* [Exercise] Line by line, retype the data exactly as it is given.

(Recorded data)
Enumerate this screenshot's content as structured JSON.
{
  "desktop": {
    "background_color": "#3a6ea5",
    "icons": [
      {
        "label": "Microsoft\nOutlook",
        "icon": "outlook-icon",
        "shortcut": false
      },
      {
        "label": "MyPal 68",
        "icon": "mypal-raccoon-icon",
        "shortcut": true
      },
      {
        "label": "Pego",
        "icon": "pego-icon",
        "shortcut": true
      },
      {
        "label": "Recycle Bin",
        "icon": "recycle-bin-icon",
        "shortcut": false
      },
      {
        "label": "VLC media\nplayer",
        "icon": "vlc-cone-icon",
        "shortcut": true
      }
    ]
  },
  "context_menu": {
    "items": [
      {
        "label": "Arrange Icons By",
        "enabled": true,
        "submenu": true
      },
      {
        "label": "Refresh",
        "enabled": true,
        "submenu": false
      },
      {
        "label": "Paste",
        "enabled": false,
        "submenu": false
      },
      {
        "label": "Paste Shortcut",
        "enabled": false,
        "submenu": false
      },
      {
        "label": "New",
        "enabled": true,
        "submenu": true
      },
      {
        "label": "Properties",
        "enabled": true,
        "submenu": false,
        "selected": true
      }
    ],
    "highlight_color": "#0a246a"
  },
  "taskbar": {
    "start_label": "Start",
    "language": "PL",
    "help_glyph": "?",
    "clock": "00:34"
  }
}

* [Result of this exercise]
Enumerate this screenshot's content as structured JSON.
{
  "desktop": {
    "background_color": "#3a6ea5",
    "icons": [
      {
        "label": "Microsoft\nOutlook",
        "icon": "outlook-icon",
        "shortcut": false
      },
      {
        "label": "MyPal 68",
        "icon": "mypal-raccoon-icon",
        "shortcut": true
      },
      {
        "label": "Pego",
        "icon": "pego-icon",
        "shortcut": true
      },
      {
        "label": "Recycle Bin",
        "icon": "recycle-bin-icon",
        "shortcut": false
      },
      {
        "label": "VLC media\nplayer",
        "icon": "vlc-cone-icon",
        "shortcut": true
      }
    ]
  },
  "context_menu": {
    "items": [
      {
        "label": "Arrange Icons By",
        "enabled": true,
        "submenu": true
      },
      {
        "label": "Refresh",
        "enabled": true,
        "submenu": false
      },
      {
        "label": "Paste",
        "enabled": false,
        "submenu": false
      },
      {
        "label": "Paste Shortcut",
        "enabled": false,
        "submenu": false
      },
      {
        "label": "New",
        "enabled": true,
        "submenu": true
      },
      {
        "label": "Properties",
        "enabled": true,
        "submenu": false,
        "selected": true
      }
    ],
    "highlight_color": "#0a246a"
  },
  "taskbar": {
    "start_label": "Start",
    "language": "PL",
    "help_glyph": "?",
    "clock": "00:34"
  }
}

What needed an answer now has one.